- HOW TO COMPLETE THIS TASK: Scan the entries for "View". Every line that holds it is to be copied.

+---+

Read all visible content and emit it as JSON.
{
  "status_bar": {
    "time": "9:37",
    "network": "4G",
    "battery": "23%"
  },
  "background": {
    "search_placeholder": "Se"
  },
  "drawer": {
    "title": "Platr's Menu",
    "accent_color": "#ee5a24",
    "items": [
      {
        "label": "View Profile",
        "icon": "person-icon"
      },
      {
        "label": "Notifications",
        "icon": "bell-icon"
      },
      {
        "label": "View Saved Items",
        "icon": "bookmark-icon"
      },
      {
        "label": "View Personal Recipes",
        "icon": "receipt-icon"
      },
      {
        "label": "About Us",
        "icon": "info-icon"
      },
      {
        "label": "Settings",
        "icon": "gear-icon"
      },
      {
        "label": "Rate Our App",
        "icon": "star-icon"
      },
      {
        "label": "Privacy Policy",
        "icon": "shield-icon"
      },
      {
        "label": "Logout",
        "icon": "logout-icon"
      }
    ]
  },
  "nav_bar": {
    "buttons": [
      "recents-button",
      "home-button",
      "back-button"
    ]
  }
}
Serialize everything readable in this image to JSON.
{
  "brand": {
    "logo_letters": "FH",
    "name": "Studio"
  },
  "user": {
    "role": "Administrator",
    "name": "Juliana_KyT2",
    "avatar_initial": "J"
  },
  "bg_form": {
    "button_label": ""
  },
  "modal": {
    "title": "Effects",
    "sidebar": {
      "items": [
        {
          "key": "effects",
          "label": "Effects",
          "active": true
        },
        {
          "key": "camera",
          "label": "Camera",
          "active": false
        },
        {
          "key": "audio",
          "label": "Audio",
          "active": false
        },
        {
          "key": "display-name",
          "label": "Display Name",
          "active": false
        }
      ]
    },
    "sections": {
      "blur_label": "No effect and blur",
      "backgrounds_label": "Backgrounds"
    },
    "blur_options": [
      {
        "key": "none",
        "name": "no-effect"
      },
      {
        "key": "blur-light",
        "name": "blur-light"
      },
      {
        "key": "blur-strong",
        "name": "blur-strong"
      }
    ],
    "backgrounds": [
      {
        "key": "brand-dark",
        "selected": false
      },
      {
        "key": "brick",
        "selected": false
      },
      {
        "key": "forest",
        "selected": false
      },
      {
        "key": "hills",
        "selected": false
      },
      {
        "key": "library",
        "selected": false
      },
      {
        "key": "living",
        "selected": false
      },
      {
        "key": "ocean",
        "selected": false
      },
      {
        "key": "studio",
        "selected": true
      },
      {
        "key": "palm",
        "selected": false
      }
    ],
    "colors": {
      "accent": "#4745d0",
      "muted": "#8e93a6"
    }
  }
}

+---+

- RESPONSE BOX:
        "label": "View Profile",
        "label": "View Saved Items",
        "label": "View Personal Recipes",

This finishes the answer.